Fortunately, that hasn’t come to pass, and the company never had to draw on its £175m financing facilities. All of its stores have now re-opened, with one-way systems and strict social distancing guidelines in place. The in-store coffee shops are expected to reopen by the end of July, while the share price has managed to recover most of its losses for this year. This morning’s Q4 update, has seen total sales for the quarter decline by 28.6%. Online sales more than made up for that with a rise of 105.6% year on year, with the month of May seeing a 141% increase.

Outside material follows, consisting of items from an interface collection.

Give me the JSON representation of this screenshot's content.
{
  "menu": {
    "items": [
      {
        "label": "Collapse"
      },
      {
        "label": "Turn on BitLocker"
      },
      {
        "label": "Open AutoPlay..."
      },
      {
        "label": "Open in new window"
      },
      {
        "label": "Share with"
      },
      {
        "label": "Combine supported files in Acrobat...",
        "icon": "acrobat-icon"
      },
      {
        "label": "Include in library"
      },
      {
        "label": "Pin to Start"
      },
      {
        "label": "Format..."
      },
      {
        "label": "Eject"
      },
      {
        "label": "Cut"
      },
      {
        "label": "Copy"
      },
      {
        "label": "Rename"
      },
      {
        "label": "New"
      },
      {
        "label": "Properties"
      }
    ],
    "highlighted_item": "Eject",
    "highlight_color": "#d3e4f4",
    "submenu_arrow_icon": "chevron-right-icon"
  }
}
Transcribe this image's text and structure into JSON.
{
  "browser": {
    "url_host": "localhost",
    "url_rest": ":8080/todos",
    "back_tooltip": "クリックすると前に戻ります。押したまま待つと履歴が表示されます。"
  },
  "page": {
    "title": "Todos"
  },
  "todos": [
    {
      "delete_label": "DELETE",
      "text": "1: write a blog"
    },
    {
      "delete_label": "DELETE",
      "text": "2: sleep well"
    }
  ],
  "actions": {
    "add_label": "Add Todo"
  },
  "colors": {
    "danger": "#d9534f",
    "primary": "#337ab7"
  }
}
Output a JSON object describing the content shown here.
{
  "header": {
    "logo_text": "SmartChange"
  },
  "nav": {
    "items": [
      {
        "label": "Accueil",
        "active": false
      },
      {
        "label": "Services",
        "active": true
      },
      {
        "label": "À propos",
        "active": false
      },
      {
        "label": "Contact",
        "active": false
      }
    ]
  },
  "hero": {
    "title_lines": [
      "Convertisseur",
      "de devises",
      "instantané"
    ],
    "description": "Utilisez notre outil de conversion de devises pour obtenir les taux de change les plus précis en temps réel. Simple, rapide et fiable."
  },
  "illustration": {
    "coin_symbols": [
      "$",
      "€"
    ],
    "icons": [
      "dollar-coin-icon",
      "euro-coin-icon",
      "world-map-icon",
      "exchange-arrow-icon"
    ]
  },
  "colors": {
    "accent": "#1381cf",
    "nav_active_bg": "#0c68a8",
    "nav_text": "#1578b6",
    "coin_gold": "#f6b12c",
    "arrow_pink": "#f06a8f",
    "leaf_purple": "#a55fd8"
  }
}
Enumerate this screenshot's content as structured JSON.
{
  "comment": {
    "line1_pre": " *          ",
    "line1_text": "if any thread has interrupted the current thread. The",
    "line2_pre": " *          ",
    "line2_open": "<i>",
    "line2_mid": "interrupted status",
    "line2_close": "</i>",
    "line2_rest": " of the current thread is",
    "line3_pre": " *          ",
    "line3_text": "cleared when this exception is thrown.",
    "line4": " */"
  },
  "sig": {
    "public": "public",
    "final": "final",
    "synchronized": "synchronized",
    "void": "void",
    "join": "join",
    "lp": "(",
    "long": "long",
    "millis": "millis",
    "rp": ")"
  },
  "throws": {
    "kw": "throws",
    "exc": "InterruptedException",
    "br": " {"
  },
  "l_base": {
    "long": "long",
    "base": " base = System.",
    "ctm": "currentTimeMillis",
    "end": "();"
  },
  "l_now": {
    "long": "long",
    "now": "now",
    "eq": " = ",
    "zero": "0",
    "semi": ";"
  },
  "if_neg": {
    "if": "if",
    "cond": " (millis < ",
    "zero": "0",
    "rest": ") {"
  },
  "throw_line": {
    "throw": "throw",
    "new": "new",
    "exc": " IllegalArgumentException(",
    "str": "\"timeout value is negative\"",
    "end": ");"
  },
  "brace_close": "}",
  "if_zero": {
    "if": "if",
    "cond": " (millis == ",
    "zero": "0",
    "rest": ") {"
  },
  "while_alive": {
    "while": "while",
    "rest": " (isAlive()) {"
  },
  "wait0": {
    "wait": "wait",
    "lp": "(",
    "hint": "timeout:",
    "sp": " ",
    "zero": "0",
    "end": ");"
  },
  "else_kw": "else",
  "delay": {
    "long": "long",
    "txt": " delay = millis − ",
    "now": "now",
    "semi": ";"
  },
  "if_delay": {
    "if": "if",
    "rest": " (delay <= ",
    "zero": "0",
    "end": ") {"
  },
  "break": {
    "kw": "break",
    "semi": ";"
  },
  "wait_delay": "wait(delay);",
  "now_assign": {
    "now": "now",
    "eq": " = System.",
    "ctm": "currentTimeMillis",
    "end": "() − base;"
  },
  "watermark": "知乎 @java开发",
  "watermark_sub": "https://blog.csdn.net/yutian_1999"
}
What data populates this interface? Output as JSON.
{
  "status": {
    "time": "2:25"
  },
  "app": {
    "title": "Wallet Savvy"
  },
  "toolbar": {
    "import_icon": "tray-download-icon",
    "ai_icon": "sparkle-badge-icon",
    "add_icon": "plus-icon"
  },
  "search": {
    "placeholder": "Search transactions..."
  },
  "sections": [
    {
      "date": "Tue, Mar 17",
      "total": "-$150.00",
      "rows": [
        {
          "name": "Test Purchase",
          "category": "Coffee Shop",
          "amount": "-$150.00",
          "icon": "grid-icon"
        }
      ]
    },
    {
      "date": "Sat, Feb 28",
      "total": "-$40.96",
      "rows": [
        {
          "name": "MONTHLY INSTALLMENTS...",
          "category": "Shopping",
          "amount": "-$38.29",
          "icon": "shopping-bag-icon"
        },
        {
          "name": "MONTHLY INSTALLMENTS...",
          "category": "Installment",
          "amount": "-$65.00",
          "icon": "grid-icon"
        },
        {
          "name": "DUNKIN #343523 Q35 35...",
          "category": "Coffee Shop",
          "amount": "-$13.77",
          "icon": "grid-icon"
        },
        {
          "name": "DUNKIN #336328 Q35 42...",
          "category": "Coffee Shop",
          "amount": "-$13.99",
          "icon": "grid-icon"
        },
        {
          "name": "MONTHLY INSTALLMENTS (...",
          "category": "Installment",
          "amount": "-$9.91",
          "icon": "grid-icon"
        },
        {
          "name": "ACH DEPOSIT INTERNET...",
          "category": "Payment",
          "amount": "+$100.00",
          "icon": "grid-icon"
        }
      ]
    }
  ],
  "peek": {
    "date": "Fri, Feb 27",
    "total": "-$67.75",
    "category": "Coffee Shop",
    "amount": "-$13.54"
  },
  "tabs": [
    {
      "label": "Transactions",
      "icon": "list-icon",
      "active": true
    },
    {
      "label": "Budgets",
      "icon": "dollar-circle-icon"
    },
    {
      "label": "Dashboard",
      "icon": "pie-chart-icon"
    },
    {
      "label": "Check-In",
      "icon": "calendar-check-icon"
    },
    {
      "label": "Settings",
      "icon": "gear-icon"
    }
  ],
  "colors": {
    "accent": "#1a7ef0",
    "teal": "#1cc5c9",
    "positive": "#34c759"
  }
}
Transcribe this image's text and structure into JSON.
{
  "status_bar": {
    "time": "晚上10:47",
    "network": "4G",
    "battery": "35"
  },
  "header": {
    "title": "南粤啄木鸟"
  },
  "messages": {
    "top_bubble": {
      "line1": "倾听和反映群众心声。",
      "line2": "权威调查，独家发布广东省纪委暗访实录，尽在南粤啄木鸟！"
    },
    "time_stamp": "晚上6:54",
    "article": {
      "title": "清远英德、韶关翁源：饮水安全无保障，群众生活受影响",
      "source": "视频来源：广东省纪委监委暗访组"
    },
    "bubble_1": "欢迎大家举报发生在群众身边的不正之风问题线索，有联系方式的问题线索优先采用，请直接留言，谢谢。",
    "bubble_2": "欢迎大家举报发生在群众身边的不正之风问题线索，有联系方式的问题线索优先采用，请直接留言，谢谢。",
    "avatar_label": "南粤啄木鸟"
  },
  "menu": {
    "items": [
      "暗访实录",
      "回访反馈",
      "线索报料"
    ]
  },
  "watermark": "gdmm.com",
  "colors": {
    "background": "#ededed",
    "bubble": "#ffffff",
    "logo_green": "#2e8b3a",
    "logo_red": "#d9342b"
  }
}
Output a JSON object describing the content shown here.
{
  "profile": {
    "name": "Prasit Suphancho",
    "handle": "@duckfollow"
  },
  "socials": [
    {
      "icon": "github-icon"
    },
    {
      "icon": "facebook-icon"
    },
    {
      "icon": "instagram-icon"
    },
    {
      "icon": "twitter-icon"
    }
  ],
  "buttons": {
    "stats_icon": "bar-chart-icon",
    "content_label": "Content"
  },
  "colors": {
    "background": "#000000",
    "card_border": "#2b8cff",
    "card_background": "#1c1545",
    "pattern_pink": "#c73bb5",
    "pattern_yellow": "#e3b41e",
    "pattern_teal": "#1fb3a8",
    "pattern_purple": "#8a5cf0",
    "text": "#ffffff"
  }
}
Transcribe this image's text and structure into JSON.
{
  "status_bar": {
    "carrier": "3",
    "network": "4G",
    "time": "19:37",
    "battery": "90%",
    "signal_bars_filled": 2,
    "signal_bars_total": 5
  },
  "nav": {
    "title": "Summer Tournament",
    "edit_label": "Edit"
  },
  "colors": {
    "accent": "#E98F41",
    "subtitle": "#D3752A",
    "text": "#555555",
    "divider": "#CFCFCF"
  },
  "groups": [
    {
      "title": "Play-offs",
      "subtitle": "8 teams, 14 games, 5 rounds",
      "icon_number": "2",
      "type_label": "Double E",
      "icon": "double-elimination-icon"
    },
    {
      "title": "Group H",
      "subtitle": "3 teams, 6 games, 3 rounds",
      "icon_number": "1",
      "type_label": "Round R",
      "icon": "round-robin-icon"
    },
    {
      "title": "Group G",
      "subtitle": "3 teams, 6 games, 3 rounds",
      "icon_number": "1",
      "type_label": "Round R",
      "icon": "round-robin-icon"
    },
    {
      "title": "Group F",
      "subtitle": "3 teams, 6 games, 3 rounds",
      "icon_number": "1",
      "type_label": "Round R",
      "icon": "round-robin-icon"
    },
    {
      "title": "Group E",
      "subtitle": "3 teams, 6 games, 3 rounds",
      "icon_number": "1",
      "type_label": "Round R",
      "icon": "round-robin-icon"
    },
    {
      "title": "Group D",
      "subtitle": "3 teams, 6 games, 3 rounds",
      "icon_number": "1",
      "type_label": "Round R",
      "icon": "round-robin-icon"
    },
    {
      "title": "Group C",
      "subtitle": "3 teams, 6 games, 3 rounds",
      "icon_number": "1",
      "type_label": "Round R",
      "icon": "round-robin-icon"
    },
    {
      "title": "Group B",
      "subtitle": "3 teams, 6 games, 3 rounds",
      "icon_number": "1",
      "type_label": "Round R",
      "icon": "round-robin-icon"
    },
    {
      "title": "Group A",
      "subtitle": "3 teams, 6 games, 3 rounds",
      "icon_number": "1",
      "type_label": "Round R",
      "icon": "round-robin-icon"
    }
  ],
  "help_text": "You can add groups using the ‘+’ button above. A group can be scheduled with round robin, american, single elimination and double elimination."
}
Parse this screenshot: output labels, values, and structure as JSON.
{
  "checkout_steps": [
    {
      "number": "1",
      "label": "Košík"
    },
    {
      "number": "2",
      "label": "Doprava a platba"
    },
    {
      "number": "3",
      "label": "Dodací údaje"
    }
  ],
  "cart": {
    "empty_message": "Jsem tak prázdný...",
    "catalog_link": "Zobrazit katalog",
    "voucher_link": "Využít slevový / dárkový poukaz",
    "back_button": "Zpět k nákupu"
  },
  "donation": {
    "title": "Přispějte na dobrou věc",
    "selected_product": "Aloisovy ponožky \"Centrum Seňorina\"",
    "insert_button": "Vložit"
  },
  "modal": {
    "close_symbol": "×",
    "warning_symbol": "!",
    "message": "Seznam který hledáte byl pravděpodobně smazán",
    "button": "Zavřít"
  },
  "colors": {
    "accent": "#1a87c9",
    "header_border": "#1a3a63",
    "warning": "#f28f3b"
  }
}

In terms of the full-year numbers, sales were only down 3.9% on the prior year at £1.06bn, with profits before tax expected to be in the range of £105m to £110m, down from £125.9m the previous year, which given the disruption over the last few months is a pretty decent performance. In terms of the future, costs are expected to increase to the region of £150k per week, however given how badly coronavirus has affected other retailers, Dunelm has ridden out the storm remarkably well.
The pound is holding up well after a weak session yesterday with the latest inflation numbers showing a modest uptick in June to 0.6%, with core prices rising 1.4%, from 1.2% in May. Crude oil prices are a touch higher this morning ahead of an online meeting of OPEC+ monitoring committee which could decide whether the group is inclined to maintain the production cuts currently in place, which are due to expire at the end of this month. US markets look set to open higher, building on the momentum seen in the leadup to last nights close, with the focus once again back on the latest bank earnings numbers for Q2.
Having seen JPMorgan, Citigroup and Wells Fargo collectively set aside another $28bn in respect of non-performing loans yesterday, that number is set to increase further when the likes of Bank of America, Goldman Sachs and Bank of New York Mellon report their latest Q2 numbers later today. In Q1, US banks set aside $25bn in respect of credit provisions, and the key takeaway from yesterday was that while these banks trading divisions were doing well, their retail operations were starting to creak alarmingly.
This is why Wells Fargo suffered its worst year since 2008, given that it lacks an investment banking arm, and could well see the bank embark on some significant cost saving measures over the course of the next few months. The difference between Wells Fargo and JPMorgan’s numbers couldn’t have been starker, with Wall Street trading operations doing well, while Main Street painted a picture of creaking consumer finances.